India to launch new Cartosat-2, 28 foreign satellites in December

India would launch its latest remote sensing satellite in Cartosat-2 series along with 28 foreign satellites riding piggy-back in December, a top space official said on Monday.

“In the next launch, we have a Cartosat along with 28 international commercial satellites, which we will launch in the second half of December,” said S. Rakesh, the Chairman and Managing Director of Antrix Corporation Ltd, the commercial arm of state-run Indian Space Research Organisation (ISRO).

There will be 25 nano satellites and three micro satellites from the US and other countries as co-passengers along the space firm’s own satellite of the Cartosat-2 series, he said.

The satellites will be launched into the orbit onboard the Polar Satellite Launch Vehicle (PSLV), Rakesh added.

The next launch will be keenly watched as it comes after ISRO’s PSLV rocket failed to deploy a spare navigation satellite on August 31. The rocket’s heat shield had failed to separate leaving the satellite inside the shield.

The Cartosat-2 is an earth observation satellite that is capable of providing high-quality images.

Imageries from Cartosat-2 series are used for cartographic, urban and rural applications, coastal land use and regulation, utility management like road network monitoring, water distribution, creation of land use maps, change detection to bring out geographical and man-made features and other Land Information System (LIS) and Geographical Information System (GIS) applications.

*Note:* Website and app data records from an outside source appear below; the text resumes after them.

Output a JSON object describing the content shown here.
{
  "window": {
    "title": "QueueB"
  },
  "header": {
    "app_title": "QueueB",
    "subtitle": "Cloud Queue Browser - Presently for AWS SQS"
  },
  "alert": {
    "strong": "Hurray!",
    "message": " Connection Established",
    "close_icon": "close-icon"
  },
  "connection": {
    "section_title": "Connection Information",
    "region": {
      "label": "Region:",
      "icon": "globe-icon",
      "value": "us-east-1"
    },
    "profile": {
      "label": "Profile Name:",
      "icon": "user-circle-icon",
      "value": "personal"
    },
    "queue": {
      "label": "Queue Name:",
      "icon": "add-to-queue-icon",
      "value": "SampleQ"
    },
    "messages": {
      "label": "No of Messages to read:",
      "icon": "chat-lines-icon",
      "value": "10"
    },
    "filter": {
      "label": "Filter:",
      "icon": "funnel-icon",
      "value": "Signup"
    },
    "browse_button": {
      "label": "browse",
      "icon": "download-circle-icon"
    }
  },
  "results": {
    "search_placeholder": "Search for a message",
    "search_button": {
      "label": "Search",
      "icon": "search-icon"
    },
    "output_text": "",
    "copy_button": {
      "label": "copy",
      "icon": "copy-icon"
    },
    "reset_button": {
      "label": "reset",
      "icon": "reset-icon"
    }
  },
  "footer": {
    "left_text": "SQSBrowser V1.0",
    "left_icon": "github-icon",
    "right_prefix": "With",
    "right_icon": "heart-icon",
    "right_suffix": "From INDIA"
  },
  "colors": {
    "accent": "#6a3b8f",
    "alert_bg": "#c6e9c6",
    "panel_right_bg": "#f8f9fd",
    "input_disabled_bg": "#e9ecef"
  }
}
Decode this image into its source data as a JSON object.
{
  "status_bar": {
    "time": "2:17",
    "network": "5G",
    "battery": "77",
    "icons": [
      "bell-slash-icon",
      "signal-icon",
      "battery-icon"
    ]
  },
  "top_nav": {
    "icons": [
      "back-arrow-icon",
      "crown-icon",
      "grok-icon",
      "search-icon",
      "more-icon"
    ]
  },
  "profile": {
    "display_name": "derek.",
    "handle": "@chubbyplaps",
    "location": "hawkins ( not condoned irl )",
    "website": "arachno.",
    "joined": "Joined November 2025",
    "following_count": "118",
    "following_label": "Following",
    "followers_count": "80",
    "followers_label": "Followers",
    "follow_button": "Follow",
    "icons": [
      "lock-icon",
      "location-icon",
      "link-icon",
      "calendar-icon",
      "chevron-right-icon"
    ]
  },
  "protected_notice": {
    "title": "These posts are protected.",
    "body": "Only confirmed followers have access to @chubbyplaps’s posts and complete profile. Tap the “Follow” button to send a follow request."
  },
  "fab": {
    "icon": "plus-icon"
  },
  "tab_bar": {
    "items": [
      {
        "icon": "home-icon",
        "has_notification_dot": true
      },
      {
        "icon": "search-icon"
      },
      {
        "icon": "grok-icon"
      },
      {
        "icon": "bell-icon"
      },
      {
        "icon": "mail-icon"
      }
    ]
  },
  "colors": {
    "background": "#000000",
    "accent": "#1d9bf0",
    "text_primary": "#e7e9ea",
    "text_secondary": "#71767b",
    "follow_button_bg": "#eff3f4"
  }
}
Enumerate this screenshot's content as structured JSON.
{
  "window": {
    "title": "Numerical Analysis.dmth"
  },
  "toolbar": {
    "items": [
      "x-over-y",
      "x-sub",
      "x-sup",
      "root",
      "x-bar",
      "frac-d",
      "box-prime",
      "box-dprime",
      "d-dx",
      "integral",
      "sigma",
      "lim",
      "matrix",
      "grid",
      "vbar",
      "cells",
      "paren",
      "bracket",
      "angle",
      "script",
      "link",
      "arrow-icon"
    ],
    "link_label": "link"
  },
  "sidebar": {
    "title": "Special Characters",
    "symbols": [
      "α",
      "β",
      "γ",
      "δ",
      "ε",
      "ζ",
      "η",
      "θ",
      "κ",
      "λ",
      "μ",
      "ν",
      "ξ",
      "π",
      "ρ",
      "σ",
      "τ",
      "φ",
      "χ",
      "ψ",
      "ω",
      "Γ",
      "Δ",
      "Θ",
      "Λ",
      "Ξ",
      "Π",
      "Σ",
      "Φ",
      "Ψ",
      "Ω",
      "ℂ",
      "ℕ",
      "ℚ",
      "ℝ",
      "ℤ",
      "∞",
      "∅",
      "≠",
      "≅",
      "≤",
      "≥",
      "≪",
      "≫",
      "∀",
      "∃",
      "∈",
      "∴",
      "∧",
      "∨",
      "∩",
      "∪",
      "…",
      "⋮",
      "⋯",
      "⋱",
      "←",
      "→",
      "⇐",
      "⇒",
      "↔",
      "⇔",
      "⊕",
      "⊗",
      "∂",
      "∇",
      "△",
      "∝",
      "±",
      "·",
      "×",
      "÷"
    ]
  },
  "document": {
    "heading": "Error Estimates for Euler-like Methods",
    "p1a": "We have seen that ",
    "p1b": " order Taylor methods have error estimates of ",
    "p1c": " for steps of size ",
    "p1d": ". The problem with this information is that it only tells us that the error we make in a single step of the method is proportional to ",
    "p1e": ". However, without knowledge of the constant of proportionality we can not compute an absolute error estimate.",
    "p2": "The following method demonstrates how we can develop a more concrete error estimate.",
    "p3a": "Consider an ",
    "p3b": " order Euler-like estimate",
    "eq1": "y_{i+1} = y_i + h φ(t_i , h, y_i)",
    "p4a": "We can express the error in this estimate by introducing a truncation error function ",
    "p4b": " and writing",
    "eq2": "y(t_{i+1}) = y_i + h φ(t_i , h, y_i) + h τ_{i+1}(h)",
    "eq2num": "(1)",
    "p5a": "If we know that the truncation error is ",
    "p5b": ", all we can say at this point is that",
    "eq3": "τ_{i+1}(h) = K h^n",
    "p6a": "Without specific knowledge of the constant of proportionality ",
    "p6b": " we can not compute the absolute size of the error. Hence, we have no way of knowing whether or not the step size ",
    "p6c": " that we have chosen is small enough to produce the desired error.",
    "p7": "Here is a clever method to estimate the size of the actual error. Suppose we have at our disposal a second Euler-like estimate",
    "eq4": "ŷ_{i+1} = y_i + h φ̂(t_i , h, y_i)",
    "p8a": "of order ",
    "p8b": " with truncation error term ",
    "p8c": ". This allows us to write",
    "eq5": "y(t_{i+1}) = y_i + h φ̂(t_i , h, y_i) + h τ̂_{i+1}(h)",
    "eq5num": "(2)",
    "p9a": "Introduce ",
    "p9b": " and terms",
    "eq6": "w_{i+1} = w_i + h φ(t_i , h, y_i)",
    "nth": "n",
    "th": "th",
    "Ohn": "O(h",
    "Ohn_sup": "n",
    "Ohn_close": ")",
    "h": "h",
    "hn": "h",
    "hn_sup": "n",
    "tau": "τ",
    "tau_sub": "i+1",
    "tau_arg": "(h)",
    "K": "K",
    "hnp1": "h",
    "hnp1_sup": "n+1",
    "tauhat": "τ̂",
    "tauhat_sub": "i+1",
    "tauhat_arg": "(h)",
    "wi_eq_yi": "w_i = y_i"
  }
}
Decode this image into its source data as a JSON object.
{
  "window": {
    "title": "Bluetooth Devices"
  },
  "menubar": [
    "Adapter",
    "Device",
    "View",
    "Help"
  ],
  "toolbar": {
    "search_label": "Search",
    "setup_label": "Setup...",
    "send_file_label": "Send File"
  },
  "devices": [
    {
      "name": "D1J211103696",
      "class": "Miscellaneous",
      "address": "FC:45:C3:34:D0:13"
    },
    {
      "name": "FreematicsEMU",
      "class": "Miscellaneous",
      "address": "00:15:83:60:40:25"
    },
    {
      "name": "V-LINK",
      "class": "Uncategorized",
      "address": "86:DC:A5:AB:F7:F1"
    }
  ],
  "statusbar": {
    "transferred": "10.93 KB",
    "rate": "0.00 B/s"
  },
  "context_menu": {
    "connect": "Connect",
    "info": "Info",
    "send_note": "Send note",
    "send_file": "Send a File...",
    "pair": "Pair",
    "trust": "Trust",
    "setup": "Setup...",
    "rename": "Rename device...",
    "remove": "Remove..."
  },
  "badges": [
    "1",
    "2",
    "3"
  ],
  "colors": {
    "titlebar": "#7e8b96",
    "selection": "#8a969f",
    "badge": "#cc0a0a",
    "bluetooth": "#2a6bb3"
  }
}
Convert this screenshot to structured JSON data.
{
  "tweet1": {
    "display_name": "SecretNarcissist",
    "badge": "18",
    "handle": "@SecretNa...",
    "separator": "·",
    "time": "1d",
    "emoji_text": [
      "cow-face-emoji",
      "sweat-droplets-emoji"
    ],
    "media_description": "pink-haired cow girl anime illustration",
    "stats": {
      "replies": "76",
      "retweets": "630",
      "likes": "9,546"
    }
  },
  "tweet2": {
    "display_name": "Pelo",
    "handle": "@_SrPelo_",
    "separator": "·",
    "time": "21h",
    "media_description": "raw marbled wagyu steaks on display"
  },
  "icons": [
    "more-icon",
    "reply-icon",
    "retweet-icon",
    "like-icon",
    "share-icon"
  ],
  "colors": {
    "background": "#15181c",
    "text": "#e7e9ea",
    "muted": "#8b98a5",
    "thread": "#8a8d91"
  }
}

The previous satellite (Cartosat-2E) in the series was launched on February 15 this year from the spaceport at Sriharikota in Andhra Pradesh, about 90km northeast of Chennai.(IANS)